SF’s Walt Disney Museum Now Has a Free Exhibition
Enjoy the Walt Disney Family Museum’s free exhibition, Creative Conservation: The Art of Endangered Animals, featuring abstract paintings and pawprint art.
The Walt Disney Family Museum is pleased to debut its first Cause Awareness exhibition, Creative Conservation: The Art of Endangered Animals. Presented in conjunction with Walt Disney’s The Jungle Book: Making a Masterpiece, this original exhibition features painted creations by rescued and rehabilitated animals and wildlife-inspired artwork contributed by human collaborators. Creative Conservation will be on view in the museum’s Lower Lobby and Theater Gallery beginning Earth Day, Friday, April 22 through October 16, 2022.
To produce this unique exhibition, The Walt Disney Family Museum partnered with five wildlife sanctuaries and conservation organizations located around the world—Animals Asia, FOUR PAWS International, Panthera Africa Big Cat Sanctuary, Wildlife ACT, and the Tchimpounga Chimpanzee Rehabilitation Center by the Jane Goodall Institute.
The exhibition is co-curated by Tracie Timmer, Public Programs Manager, and Marina Villar Delgado, Director of Exhibitions and Collections for The Walt Disney Family Museum. “With the upcoming opening of Walt Disney’s The Jungle Book: Making a Masterpiece, we wanted to bring awareness to the plight that so many of the beloved animals featured in this film are facing today,” says Timmer. “We hope that Creative Conservation not only brings much-needed funding to these five wildlife sanctuaries but also a broader understanding of the many ways endangered animals are being threatened in their own habitats, along with what we could all do to help.”
The Earth’s population of wild animals is decreasing at an alarming rate due to the effects of climate change, illegal wildlife crime, and habitat destruction. Fortunately, wildlife sanctuaries worldwide are tirelessly working to combat and reverse these trends, saving numerous species that are suffering from ecological devastation. Art-making is frequently used by some organizations as a form of enrichment for their rescued animals. However, it’s important to note that while some wildlife rescue facilities have been known to force their animals to paint for profit, this is not the practice of sanctuaries involved in Creative Conservation—they provide artistic activities to their rehabilitated animals as an option only for their enrichment and enjoyment.

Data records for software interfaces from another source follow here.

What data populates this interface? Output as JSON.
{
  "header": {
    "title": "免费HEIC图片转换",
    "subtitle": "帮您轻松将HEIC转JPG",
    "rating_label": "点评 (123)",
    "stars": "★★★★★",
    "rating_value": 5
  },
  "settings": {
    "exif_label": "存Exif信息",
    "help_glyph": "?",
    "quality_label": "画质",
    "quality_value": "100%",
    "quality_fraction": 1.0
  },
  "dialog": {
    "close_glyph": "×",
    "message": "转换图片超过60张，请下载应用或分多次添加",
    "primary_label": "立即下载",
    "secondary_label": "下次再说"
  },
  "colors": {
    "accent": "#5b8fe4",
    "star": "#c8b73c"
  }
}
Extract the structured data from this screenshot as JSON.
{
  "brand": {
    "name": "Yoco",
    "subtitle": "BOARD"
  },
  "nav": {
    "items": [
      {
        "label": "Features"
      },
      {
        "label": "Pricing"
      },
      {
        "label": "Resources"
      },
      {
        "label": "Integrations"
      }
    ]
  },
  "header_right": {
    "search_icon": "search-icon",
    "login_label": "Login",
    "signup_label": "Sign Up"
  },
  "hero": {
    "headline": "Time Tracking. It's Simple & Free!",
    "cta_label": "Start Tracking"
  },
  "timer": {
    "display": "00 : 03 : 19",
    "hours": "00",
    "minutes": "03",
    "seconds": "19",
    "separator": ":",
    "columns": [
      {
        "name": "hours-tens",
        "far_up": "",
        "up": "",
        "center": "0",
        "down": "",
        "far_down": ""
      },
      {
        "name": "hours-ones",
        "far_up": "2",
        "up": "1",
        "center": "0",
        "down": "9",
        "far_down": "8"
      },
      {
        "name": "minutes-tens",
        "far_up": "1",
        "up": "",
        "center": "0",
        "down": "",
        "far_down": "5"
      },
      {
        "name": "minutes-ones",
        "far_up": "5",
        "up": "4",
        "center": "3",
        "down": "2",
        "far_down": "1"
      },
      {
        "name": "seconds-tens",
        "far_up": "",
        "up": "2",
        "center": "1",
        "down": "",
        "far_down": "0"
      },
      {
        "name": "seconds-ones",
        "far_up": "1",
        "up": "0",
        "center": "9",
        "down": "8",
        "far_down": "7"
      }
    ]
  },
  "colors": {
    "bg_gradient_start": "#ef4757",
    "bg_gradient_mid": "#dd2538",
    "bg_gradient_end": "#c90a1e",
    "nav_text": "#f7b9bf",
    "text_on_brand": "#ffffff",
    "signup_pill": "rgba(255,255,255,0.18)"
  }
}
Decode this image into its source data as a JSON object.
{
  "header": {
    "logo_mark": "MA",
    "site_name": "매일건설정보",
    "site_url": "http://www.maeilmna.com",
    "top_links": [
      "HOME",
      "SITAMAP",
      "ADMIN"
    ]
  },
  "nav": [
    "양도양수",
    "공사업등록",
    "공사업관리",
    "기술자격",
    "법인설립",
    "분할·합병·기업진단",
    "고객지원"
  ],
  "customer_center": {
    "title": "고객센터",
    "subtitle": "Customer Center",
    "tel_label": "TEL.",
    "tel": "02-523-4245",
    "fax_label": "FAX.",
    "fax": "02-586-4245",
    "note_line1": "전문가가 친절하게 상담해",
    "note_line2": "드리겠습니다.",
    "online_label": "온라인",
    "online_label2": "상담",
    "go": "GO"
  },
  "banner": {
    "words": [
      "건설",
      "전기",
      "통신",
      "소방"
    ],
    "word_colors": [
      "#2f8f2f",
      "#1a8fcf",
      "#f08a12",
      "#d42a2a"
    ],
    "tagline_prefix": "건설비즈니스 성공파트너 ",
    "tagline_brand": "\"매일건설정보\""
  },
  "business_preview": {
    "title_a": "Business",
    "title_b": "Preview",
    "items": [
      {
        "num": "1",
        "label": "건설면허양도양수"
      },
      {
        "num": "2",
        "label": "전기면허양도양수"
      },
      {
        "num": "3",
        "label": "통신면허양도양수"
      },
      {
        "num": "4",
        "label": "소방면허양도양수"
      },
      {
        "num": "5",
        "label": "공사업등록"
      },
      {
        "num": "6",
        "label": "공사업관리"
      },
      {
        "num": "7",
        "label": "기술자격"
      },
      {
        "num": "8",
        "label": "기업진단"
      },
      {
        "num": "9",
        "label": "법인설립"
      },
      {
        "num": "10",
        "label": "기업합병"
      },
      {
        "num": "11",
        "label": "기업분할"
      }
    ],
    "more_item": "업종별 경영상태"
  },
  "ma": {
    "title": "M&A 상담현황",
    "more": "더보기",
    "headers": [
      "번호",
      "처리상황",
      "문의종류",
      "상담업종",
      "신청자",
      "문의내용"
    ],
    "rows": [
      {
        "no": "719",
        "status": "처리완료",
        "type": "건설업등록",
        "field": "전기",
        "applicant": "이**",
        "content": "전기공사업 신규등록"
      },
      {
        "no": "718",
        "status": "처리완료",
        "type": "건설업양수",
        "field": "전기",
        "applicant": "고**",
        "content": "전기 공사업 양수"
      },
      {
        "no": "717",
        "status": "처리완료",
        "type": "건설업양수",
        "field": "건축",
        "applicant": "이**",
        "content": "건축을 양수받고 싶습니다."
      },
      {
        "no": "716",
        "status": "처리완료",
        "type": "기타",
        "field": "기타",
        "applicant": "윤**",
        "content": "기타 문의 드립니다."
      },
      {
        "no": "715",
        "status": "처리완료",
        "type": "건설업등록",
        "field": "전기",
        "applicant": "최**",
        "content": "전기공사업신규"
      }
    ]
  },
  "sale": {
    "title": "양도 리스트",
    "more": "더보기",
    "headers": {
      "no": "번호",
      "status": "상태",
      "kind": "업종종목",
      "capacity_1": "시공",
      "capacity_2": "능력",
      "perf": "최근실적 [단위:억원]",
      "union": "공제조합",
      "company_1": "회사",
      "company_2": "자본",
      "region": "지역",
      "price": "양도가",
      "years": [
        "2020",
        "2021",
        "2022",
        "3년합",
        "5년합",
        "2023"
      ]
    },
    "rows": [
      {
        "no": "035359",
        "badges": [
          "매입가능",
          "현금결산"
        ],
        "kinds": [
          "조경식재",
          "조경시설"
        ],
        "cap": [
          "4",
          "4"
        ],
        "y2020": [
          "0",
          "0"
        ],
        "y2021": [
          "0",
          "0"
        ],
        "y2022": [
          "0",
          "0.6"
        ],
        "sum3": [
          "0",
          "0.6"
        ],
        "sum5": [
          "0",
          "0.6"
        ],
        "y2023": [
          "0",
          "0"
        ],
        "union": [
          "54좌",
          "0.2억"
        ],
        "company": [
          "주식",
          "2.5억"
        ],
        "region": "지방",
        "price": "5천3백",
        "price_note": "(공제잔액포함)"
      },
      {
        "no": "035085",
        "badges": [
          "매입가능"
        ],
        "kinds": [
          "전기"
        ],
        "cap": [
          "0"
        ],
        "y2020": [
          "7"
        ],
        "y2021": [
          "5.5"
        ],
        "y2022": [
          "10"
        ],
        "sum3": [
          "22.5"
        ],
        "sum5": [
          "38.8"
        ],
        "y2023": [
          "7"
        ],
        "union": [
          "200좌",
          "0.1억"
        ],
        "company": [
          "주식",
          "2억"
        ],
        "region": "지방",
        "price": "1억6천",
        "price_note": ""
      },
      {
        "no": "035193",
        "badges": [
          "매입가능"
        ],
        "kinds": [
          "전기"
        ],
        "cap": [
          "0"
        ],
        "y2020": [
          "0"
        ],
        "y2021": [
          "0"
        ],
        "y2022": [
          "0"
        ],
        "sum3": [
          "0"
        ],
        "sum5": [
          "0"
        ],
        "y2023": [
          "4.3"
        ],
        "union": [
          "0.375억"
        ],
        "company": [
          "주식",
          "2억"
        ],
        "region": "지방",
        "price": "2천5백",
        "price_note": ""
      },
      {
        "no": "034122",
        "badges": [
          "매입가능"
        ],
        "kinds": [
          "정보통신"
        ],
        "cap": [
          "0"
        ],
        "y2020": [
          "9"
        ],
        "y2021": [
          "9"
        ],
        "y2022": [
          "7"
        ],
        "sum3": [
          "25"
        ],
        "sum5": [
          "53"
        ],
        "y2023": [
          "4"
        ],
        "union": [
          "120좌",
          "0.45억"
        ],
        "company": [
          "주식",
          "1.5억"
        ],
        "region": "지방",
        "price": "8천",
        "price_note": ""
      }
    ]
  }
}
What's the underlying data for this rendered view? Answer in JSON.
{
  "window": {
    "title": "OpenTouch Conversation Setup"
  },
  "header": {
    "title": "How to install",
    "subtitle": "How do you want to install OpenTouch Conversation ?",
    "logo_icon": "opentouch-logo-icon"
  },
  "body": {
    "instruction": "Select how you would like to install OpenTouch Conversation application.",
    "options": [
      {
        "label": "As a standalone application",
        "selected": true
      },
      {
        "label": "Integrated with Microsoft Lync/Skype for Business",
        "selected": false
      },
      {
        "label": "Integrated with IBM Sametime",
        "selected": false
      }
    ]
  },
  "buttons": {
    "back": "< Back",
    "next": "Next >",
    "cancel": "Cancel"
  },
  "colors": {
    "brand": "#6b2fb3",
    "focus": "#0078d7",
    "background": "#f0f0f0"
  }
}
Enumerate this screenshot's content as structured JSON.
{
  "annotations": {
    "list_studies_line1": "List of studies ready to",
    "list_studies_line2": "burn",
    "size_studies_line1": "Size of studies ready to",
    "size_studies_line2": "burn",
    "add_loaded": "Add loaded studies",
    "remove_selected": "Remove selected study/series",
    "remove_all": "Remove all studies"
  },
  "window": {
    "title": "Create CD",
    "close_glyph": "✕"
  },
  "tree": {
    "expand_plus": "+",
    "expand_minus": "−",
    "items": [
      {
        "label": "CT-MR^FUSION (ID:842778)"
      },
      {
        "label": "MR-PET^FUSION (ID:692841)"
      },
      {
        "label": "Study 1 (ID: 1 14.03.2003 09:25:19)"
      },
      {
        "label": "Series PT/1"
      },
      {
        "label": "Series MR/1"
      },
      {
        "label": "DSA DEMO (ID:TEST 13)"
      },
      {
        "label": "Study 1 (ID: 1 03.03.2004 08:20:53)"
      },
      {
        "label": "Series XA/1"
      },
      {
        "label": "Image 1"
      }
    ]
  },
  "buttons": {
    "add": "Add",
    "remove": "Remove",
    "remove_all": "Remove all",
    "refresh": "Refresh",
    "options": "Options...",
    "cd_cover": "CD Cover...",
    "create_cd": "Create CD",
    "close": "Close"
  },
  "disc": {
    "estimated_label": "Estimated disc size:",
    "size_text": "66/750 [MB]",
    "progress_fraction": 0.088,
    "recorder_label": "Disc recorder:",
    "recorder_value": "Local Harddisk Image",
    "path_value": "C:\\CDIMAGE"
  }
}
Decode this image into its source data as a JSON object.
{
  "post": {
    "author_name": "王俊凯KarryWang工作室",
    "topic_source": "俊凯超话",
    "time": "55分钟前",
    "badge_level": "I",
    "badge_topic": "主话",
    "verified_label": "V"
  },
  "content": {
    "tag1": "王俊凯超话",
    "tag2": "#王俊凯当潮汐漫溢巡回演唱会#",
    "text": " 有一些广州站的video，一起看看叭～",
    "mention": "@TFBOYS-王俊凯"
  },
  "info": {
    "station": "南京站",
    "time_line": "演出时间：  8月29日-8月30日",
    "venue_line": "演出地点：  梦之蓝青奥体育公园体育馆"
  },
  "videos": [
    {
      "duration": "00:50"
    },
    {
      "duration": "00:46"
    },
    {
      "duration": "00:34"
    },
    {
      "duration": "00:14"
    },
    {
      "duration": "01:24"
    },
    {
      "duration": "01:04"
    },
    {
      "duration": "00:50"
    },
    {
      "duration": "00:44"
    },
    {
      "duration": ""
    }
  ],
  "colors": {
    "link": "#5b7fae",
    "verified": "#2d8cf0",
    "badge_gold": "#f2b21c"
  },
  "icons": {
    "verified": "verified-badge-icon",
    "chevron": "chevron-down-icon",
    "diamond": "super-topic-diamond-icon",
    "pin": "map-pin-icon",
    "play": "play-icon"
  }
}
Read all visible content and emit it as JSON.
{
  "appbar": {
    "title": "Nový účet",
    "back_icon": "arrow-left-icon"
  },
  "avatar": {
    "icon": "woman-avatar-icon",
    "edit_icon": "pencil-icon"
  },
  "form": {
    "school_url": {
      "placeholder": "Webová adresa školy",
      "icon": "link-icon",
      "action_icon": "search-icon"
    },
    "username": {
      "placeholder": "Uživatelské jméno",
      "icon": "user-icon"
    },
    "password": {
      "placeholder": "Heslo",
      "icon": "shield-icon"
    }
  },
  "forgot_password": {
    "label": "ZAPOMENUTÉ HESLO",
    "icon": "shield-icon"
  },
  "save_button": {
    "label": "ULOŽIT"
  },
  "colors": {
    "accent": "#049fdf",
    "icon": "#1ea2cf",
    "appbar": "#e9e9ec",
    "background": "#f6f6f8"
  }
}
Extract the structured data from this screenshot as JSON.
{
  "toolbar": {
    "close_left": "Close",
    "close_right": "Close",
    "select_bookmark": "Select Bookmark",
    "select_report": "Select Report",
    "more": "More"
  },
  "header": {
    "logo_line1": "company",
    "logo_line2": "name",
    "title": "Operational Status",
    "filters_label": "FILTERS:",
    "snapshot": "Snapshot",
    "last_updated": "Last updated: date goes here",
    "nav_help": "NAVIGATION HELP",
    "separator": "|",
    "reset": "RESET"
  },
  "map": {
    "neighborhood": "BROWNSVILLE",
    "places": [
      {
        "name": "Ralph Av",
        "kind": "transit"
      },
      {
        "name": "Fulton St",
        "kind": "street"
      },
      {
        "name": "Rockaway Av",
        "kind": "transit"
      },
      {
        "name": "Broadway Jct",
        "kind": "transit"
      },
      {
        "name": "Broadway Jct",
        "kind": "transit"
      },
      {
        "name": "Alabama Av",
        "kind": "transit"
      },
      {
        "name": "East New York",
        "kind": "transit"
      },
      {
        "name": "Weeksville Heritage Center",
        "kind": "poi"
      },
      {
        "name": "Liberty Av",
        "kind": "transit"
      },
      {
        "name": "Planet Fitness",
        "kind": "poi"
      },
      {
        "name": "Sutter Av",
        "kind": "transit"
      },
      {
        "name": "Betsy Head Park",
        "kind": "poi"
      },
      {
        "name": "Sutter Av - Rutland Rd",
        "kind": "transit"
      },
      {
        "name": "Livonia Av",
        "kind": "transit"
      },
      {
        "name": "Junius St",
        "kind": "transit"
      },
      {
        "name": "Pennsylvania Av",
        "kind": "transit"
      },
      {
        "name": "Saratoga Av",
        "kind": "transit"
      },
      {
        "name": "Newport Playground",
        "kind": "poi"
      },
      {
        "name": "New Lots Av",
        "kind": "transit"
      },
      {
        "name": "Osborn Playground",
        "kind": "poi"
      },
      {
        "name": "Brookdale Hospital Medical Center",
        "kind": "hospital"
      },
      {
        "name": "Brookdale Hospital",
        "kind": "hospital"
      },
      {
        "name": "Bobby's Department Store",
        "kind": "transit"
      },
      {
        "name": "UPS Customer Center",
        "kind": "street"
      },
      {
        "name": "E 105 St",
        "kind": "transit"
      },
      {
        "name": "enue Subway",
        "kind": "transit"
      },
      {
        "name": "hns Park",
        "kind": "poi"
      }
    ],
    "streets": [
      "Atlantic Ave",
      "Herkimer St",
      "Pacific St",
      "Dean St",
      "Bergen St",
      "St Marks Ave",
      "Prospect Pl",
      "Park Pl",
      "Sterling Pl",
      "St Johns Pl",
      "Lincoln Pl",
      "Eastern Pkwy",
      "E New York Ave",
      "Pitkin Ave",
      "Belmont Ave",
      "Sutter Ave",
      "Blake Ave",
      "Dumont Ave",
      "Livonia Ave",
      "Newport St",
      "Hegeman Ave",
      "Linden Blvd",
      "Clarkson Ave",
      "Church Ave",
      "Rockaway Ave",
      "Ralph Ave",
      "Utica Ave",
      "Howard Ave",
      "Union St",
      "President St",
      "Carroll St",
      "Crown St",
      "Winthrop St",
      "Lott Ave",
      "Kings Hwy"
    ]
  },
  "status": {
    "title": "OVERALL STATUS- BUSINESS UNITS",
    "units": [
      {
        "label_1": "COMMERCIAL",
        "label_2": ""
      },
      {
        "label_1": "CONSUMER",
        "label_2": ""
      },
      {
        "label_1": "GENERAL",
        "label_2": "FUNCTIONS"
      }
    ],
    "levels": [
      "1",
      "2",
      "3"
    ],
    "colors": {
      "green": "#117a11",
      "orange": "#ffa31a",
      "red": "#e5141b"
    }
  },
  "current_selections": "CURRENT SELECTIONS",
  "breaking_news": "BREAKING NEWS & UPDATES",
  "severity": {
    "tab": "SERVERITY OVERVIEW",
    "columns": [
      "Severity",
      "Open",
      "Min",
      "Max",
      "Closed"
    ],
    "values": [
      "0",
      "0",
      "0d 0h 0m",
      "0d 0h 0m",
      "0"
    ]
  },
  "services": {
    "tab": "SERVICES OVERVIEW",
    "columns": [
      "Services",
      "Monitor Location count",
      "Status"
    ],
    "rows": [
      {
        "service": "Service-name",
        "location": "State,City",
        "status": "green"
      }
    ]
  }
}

Abstract paintings and pawprint art showcased in this exhibition have been made by the wildlife currently residing in four of the five partner sanctuaries—including leopards, tigers, chimps, and bears—using non-toxic paints to create art with their paws, claws, snouts, and fur. Wildlife ACT, who support conservation efforts for species of critically endangered African vultures, have submitted artwork created by human advocates. More information about the artists and subjects, and the animals’ inspiring rehabilitation stories, will also be highlighted throughout the exhibition.
Proceeds from the sale of artworks made by the featured endangered animals will go towards supporting their respective partner sanctuary and the important conservation work each of them do. Proceeds from the sale of Andreas Deja’s wildlife-inspired artwork will benefit The Walt Disney Family Museum’s educational initiatives, including the At-Promise Youth Animation Academy.
Creative Conservation: The Art of Endangered Animals—running concurrently with the museum’s next major special exhibition, Walt Disney’s The Jungle Book: Making a Masterpiece—will be on view to the public from Friday, April 22 through Fall 2022. Admission to Creative Conservation is free to the public; please check in at the ticket desk on the day of your visit for availability.